Returning to God

Posted in Holy Days/Holidays

Yom Kippur, the Day of Atonement, is the most solemn day of the year. In the sanctuary service of the original tabernacle, this was a day of permanently cleansing and removing all the sin of the prior year. It was a solemn day of fasting and prayer, during which everyone was to search their hearts to be sure that there was no sin left unconfessed and unrepented. Anyone that still had any sin left on their record had their name blotted from the Book of Life. Therefore, a common greeting on the Day of Atonement was “May your name be written in (or “not be blotted from”) the Book of Life.”

If the theory is correct that God’s end time events will correspond with the fall feast days as the first coming of Jesus fulfilled the spring feast days, the Day of Atonement would equate to the judgment day. Those who have confessed all sin, removed it from their lives, and returned to a proper walk with God will be free of the wages of sin and will have their names written in the Book of Life, while those who still have sins that they have been unwilling or unable to conquer will have their names blotted from the Book of Life.
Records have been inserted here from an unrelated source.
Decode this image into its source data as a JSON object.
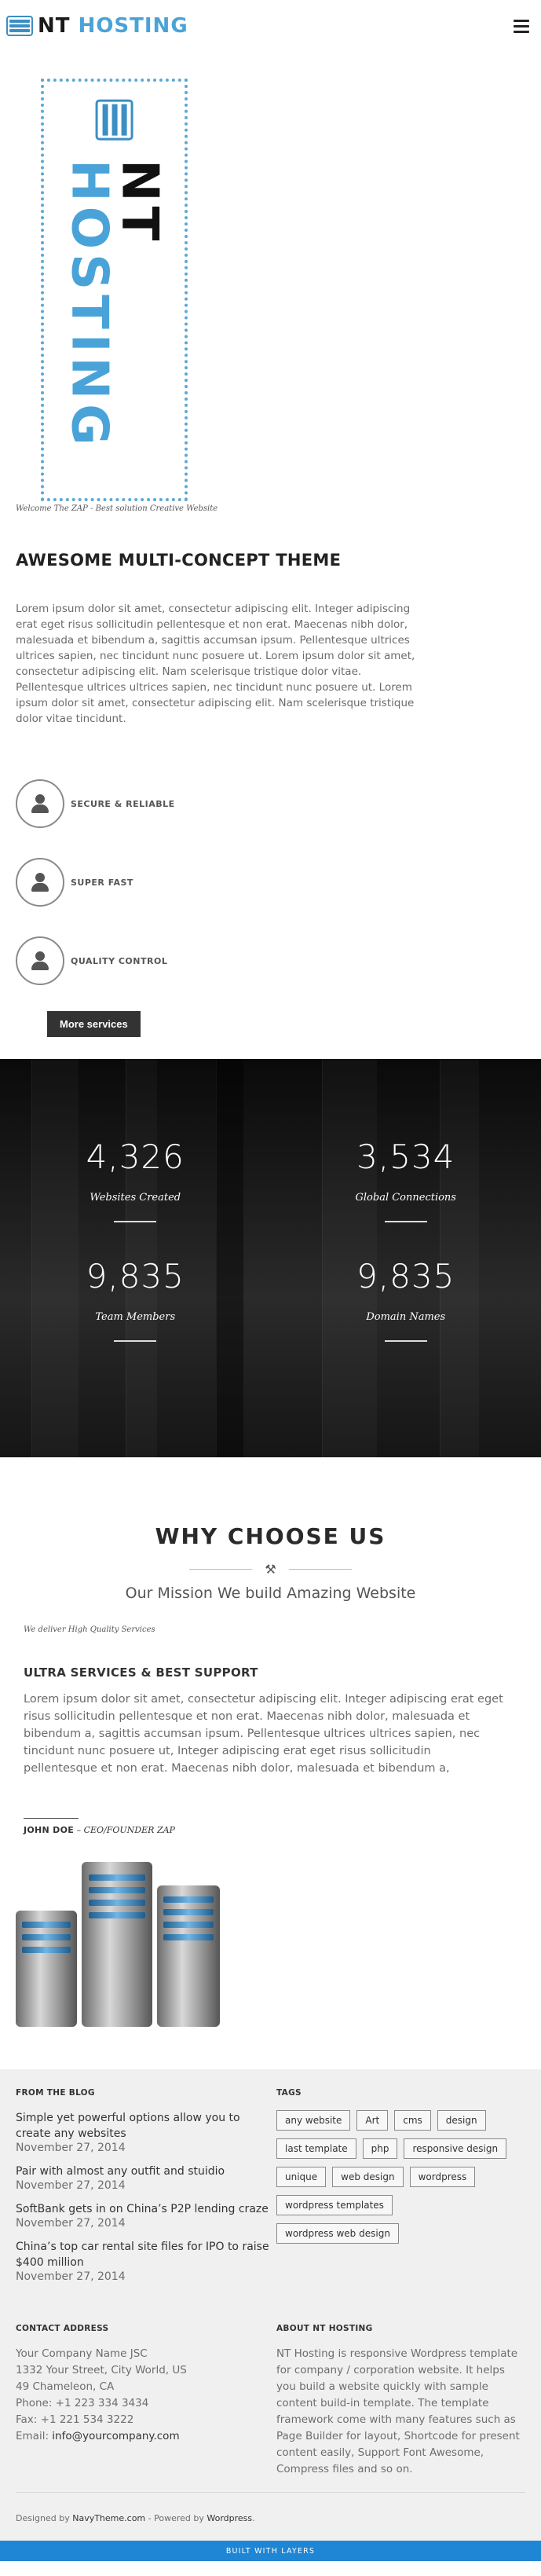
{
  "header": {
    "logo_nt": "NT",
    "logo_hosting": "HOSTING",
    "menu_icon": "hamburger-icon"
  },
  "hero": {
    "banner_nt": "NT",
    "banner_hosting": "HOSTING",
    "caption": "Welcome The ZAP - Best solution Creative Website",
    "title": "AWESOME MULTI-CONCEPT THEME",
    "intro": "Lorem ipsum dolor sit amet, consectetur adipiscing elit. Integer adipiscing erat eget risus sollicitudin pellentesque et non erat. Maecenas nibh dolor, malesuada et bibendum a, sagittis accumsan ipsum. Pellentesque ultrices ultrices sapien, nec tincidunt nunc posuere ut. Lorem ipsum dolor sit amet, consectetur adipiscing elit. Nam scelerisque tristique dolor vitae. Pellentesque ultrices ultrices sapien, nec tincidunt nunc posuere ut. Lorem ipsum dolor sit amet, consectetur adipiscing elit. Nam scelerisque tristique dolor vitae tincidunt."
  },
  "features": [
    {
      "label": "SECURE & RELIABLE",
      "icon": "user-icon"
    },
    {
      "label": "SUPER FAST",
      "icon": "user-icon"
    },
    {
      "label": "QUALITY CONTROL",
      "icon": "user-icon"
    }
  ],
  "more_button": "More services",
  "stats": [
    {
      "number": "4,326",
      "label": "Websites Created"
    },
    {
      "number": "3,534",
      "label": "Global Connections"
    },
    {
      "number": "9,835",
      "label": "Team Members"
    },
    {
      "number": "9,835",
      "label": "Domain Names"
    }
  ],
  "why": {
    "title": "WHY CHOOSE US",
    "subtitle": "Our Mission We build Amazing Website",
    "deliver": "We deliver High Quality Services",
    "ultra_title": "ULTRA SERVICES & BEST SUPPORT",
    "ultra_text": "Lorem ipsum dolor sit amet, consectetur adipiscing elit. Integer adipiscing erat eget risus sollicitudin pellentesque et non erat. Maecenas nibh dolor, malesuada et bibendum a, sagittis accumsan ipsum. Pellentesque ultrices ultrices sapien, nec tincidunt nunc posuere ut, Integer adipiscing erat eget risus sollicitudin pellentesque et non erat. Maecenas nibh dolor, malesuada et bibendum a,",
    "author_name": "JOHN DOE",
    "author_role": "CEO/FOUNDER ZAP"
  },
  "footer": {
    "blog_heading": "FROM THE BLOG",
    "blog": [
      {
        "title": "Simple yet powerful options allow you to create any websites",
        "date": "November 27, 2014"
      },
      {
        "title": "Pair with almost any outfit and stuidio",
        "date": "November 27, 2014"
      },
      {
        "title": "SoftBank gets in on China’s P2P lending craze",
        "date": "November 27, 2014"
      },
      {
        "title": "China’s top car rental site files for IPO to raise $400 million",
        "date": "November 27, 2014"
      }
    ],
    "tags_heading": "TAGS",
    "tags": [
      "any website",
      "Art",
      "cms",
      "design",
      "last template",
      "php",
      "responsive design",
      "unique",
      "web design",
      "wordpress",
      "wordpress templates",
      "wordpress web design"
    ],
    "contact_heading": "CONTACT ADDRESS",
    "contact": {
      "company": "Your Company Name JSC",
      "street": "1332 Your Street, City World, US",
      "city": "49 Chameleon, CA",
      "phone": "Phone: +1 223 334 3434",
      "fax": "Fax: +1 221 534 3222",
      "email_label": "Email: ",
      "email": "info@yourcompany.com"
    },
    "about_heading": "ABOUT NT HOSTING",
    "about_text": "NT Hosting is responsive Wordpress template for company / corporation website. It helps you build a website quickly with sample content build-in template. The template framework come with many features such as Page Builder for layout, Shortcode for present content easily, Support Font Awesome, Compress files and so on.",
    "designed_by": "Designed by ",
    "designer": "NavyTheme.com",
    "powered_by": " - Powered by ",
    "platform": "Wordpress",
    "period": ".",
    "built_with": "BUILT WITH LAYERS"
  }
}
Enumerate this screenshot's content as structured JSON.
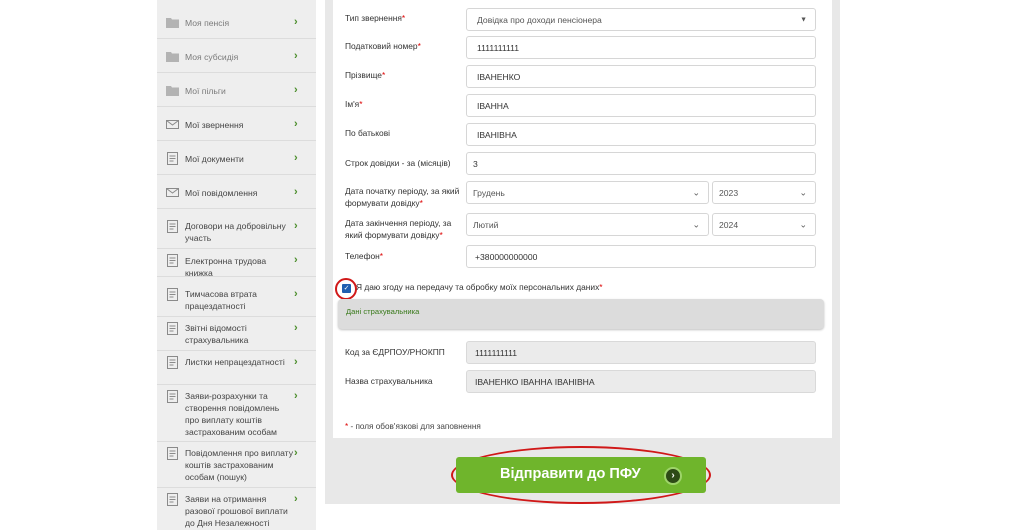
{
  "sidebar": {
    "items": [
      {
        "label": "Моя пенсія",
        "icon": "folder-icon"
      },
      {
        "label": "Моя субсидія",
        "icon": "folder-icon"
      },
      {
        "label": "Мої пільги",
        "icon": "folder-icon"
      },
      {
        "label": "Мої звернення",
        "icon": "envelope-icon"
      },
      {
        "label": "Мої документи",
        "icon": "document-icon"
      },
      {
        "label": "Мої повідомлення",
        "icon": "envelope-icon"
      },
      {
        "label": "Договори на добровільну участь",
        "icon": "document-icon"
      },
      {
        "label": "Електронна трудова книжка",
        "icon": "document-icon"
      },
      {
        "label": "Тимчасова втрата працездатності",
        "icon": "document-icon"
      },
      {
        "label": "Звітні відомості страхувальника",
        "icon": "document-icon"
      },
      {
        "label": "Листки непрацездатності",
        "icon": "document-icon"
      },
      {
        "label": "Заяви-розрахунки та створення повідомлень про виплату коштів застрахованим особам",
        "icon": "document-icon"
      },
      {
        "label": "Повідомлення про виплату коштів застрахованим особам (пошук)",
        "icon": "document-icon"
      },
      {
        "label": "Заяви на отримання разової грошової виплати до Дня Незалежності України",
        "icon": "document-icon"
      }
    ],
    "chevron": "›"
  },
  "form": {
    "request_type": {
      "label": "Тип звернення",
      "value": "Довідка про доходи пенсіонера"
    },
    "tax_number": {
      "label": "Податковий номер",
      "value": "1111111111"
    },
    "surname": {
      "label": "Прізвище",
      "value": "ІВАНЕНКО"
    },
    "name": {
      "label": "Ім'я",
      "value": "ІВАННА"
    },
    "patronymic": {
      "label": "По батькові",
      "value": "ІВАНІВНА"
    },
    "term": {
      "label": "Строк довідки - за (місяців)",
      "value": "3"
    },
    "period_start": {
      "label": "Дата початку періоду, за який формувати довідку",
      "month": "Грудень",
      "year": "2023"
    },
    "period_end": {
      "label": "Дата закінчення періоду, за який формувати довідку",
      "month": "Лютий",
      "year": "2024"
    },
    "phone": {
      "label": "Телефон",
      "value": "+380000000000"
    },
    "required_mark": "*",
    "consent_label": "Я даю згоду на передачу та обробку моїх персональних даних"
  },
  "insurer": {
    "title": "Дані страхувальника",
    "code": {
      "label": "Код за ЄДРПОУ/РНОКПП",
      "value": "1111111111"
    },
    "name": {
      "label": "Назва страхувальника",
      "value": "ІВАНЕНКО ІВАННА ІВАНІВНА"
    }
  },
  "note": {
    "star": "*",
    "text": " - поля обов'язкові для заповнення"
  },
  "submit": {
    "label": "Відправити до ПФУ",
    "arrow": "›"
  },
  "colors": {
    "accent": "#6fb52c",
    "highlight": "#d01818",
    "link": "#3a7a1c"
  }
}
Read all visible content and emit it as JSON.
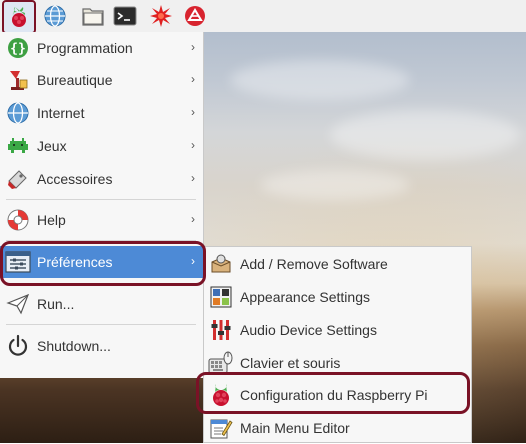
{
  "panel": {
    "launchers": [
      {
        "icon": "raspberry-menu-icon"
      },
      {
        "icon": "web-browser-globe-icon"
      },
      {
        "icon": "file-manager-folder-icon"
      },
      {
        "icon": "terminal-icon"
      },
      {
        "icon": "wolfram-icon"
      },
      {
        "icon": "mathematica-icon"
      }
    ]
  },
  "menu": {
    "items": [
      {
        "label": "Programmation",
        "icon": "programming-icon"
      },
      {
        "label": "Bureautique",
        "icon": "office-icon"
      },
      {
        "label": "Internet",
        "icon": "internet-globe-icon"
      },
      {
        "label": "Jeux",
        "icon": "games-icon"
      },
      {
        "label": "Accessoires",
        "icon": "accessories-icon"
      },
      {
        "label": "Help",
        "icon": "help-lifebuoy-icon"
      },
      {
        "label": "Préférences",
        "icon": "preferences-icon"
      },
      {
        "label": "Run...",
        "icon": "run-paper-plane-icon"
      },
      {
        "label": "Shutdown...",
        "icon": "shutdown-power-icon"
      }
    ]
  },
  "submenu": {
    "items": [
      {
        "label": "Add / Remove Software",
        "icon": "add-remove-software-icon"
      },
      {
        "label": "Appearance Settings",
        "icon": "appearance-settings-icon"
      },
      {
        "label": "Audio Device Settings",
        "icon": "audio-device-settings-icon"
      },
      {
        "label": "Clavier et souris",
        "icon": "keyboard-mouse-icon"
      },
      {
        "label": "Configuration du Raspberry Pi",
        "icon": "raspberry-pi-config-icon"
      },
      {
        "label": "Main Menu Editor",
        "icon": "main-menu-editor-icon"
      }
    ]
  },
  "colors": {
    "highlight": "#4d8ad6",
    "annotation": "#7a1226",
    "menu_background": "#f7f7f7",
    "panel_background": "#f0f0f0"
  }
}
True repentance is more than just recognizing and seeking forgiveness of sin. True repentance will also include a return to the direction from which your sin diverted you. In the book, 60 Days: A Spiritual Guide to the High Holidays, Simon Jacobson writes: “Before you can embrace the right path, you must leave the wrong path; you must regret having taken it and you must go away from it. The idea of teshuvah (Strong’s #8666, the Hebrew word for “return”) is not just repenting, but also includes the idea of returning. It’s not just damage control, it is returning to the essence that was always pure – it is returning to God.” (Parenthesis mine.)

The Hebrew word translated as “atonement” is from “kippurim” (Strong’s #3725). It comes from the root word “kaphar (#3722) which means to cover, forgive, be merciful, pardon, purge, or reconcile. A related word is kaphoreth (#3727), which is the word for the “mercy seat” which was God’s throne on the Ark of the Covenant. This is a day for God to show his mercy, to cover, forgive, and pardon our sins, so that we can be reconciled to Him. 1 John 1:9 reminds us that, “If we confess our sins, he is faithful and just to forgive us our sins, and to cleanse us from all unrighteousness.” Psalm 103:12 promises us that, “As far as the east is from the west, so far hath he removed our transgressions from us.”

Many of God’s holy days have a theme of our needs toward God: recognizing our need for a Saviour (Passover), the need to remove sin from our lives (Unleavened Bread, Day of Atonement), and the need for the indwelling of God’s Holy Spirit (Pentecost). Yet the Day of Atonement is unique, in that it is the only day where we are told to “afflict our souls.” (Leviticus 23:27) Other passages in Scripture point to this meaning that we are to fast. (Isaiah 53:3, 5, 10; Psalm 35:13; Psalm 69:11). In the New Testament, Acts 27:9 refers to the Day of Atonement simply as “the fast”.

Despite the New Testament being full of references to fasting, modern Christians rarely utilize this powerful spiritual tool. In the Sermon on the Mount, Yeshua (Jesus) talks about “when thou doest thine alms” (Matthew 6:2, a reference to charitable giving); and “when thou prayest” (Matthew 6:5); and “when ye fast” (Matthew 6:16). He doesn’t say “if”, he says “when”. And he puts fasting on the same level as charitable contributions and prayer. He shows what a powerful tool fasting can be in Matthew 17:21, where the disciples were unable to cast out an evil spirit, and Yeshua told them that this kind would not come out without much prayer and fasting.

As you are reading this article, we are still in the ten day period known as the Days of Awe leading up to the Day of Atonement. As mentioned last week, each of these days should have a special time of prayer for searching your soul, turning away from sin and back to God. As the Day of Atonement arrives, it is a picture of the final Day of Judgment. This year, I hope you will consider spending the day in earnest fasting and prayer, seeking to remove all sin from your life, because the day will come when it is too late, and your name will be blotted from the Book of Life.